A summary of my work on Words of Mormon: Why it was the Lord who made Words of Mormon into a transitional book, and not Mormon.
Mormon begins Words of Mormon with an explanation that he has written the abridgment on separate plates and is about to hand them over to Moroni. He also explains that he has decided to put the small plates with his abridgment. Whether or not he adds them, physically, to his record is not clear. (Perhaps Moroni did the physical adding? He was the one responsible for the addition of the sealed portion.) What does seem clear is that he considers the small plates to be a separate record, even when they are added to the abridgment.

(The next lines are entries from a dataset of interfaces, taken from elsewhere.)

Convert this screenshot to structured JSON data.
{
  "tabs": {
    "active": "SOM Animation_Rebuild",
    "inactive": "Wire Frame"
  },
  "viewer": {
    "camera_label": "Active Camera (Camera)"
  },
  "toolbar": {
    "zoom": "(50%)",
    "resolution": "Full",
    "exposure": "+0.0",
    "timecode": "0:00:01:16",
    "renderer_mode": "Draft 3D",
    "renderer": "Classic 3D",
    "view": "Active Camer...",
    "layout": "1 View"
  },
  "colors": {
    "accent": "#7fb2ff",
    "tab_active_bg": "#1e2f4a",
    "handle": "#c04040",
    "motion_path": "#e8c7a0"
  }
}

Mormon finds the small plates after he reads about King Benjamin receiving them from Amaleki. He is pleased with the prophecies and hopes the remnant of Lehi’s people will receive them someday. It seems to be this very thing – being pleased with the prophecies – that induces his own writing on the small plates. It seems possible to me that he added a record to the small plates that was longer than we have, though still relatively short, called the Words of Mormon, which likely mainly contained prophecies of Christ (from Benjamin, Abinadi, Samuel the Lamanite, etc.) and their fulfillments.
Our scriptures of course contain a very small Words of Mormon. However, this does not seem to me to be the way Mormon wrote it. There is a feeling in the several times in Words of Mormon where he introduces what he is about to do that he intends to write much more; or, in other words, if he intended to write so little, why spend so much time getting going?
I could assume that I was being overly picky about this, except that D&C 10:41 seems to make clear that the small plates were longer than what we currently have. D&C 10 is where Joseph is told to translate the small plates and use that to replace the lost 116 pages. In verse 41, Joseph is told to translate until he comes to Benjamin. That seems odd, since Benjamin himself never wrote on the small plates; we have to assume it refers to either Amaleki’s writing or Words of Mormon, both of which end by talking about Benjamin. But if he has to be told when to stop, then doesn’t that mean there was more that potentially could have been translated?
In this case, Words of Mormon likely went on for several chapters, and Joseph was told to stop with Benjamin since the small plates were now becoming a replacement for the Book of Lehi and needed to fit in with the abridgment. Had the 116 pages not been lost, likely we would have all of the Words of Mormon, and in their original location in the gold plates – near the end of the Book of Mormon (before the Book of Ether? After?).
It seems then that it is the Lord who is choosing to make the Words of Mormon into a “transition.” He tells Joseph where to stop translating the small plates, he tells him to use this “record of Nephi”instead of the 116 pages, and he tells him that when he translates up through Benjamin, it will match up with “that which ye have retained.” In other words, there was already something to connect up to. The Lord directed the translation (telling Joseph how much of Words of Mormon to translate) so now the two would work together into a single record.
This explains why Words of Mormon serves as transition, even though it did not seem to have that particular purpose originally. It also explains why it ends so abruptly and after repeated introductions/prefaces to Mormon’s words about Benjamin.